» EXERCISE BRIEF
Even where a record seems odd, copy it exactly as it appears below.

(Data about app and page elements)
╔══

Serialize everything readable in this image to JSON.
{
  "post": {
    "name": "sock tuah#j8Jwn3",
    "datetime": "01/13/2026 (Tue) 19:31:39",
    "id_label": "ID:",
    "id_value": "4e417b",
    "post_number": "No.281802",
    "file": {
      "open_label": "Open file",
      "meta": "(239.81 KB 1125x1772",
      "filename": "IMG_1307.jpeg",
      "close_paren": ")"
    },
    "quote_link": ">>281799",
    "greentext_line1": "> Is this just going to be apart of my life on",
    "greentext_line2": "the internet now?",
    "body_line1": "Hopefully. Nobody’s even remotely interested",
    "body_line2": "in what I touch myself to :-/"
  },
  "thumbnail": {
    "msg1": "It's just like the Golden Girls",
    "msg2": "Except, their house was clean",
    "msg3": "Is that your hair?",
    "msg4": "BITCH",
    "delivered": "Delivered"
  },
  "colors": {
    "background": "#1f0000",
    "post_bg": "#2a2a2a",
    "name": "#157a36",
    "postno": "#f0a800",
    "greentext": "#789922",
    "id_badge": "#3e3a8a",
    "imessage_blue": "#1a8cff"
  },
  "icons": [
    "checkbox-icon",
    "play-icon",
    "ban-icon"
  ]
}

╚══

» EXERCISE ANSWER
Serialize everything readable in this image to JSON.
{
  "post": {
    "name": "sock tuah#j8Jwn3",
    "datetime": "01/13/2026 (Tue) 19:31:39",
    "id_label": "ID:",
    "id_value": "4e417b",
    "post_number": "No.281802",
    "file": {
      "open_label": "Open file",
      "meta": "(239.81 KB 1125x1772",
      "filename": "IMG_1307.jpeg",
      "close_paren": ")"
    },
    "quote_link": ">>281799",
    "greentext_line1": "> Is this just going to be apart of my life on",
    "greentext_line2": "the internet now?",
    "body_line1": "Hopefully. Nobody’s even remotely interested",
    "body_line2": "in what I touch myself to :-/"
  },
  "thumbnail": {
    "msg1": "It's just like the Golden Girls",
    "msg2": "Except, their house was clean",
    "msg3": "Is that your hair?",
    "msg4": "BITCH",
    "delivered": "Delivered"
  },
  "colors": {
    "background": "#1f0000",
    "post_bg": "#2a2a2a",
    "name": "#157a36",
    "postno": "#f0a800",
    "greentext": "#789922",
    "id_badge": "#3e3a8a",
    "imessage_blue": "#1a8cff"
  },
  "icons": [
    "checkbox-icon",
    "play-icon",
    "ban-icon"
  ]
}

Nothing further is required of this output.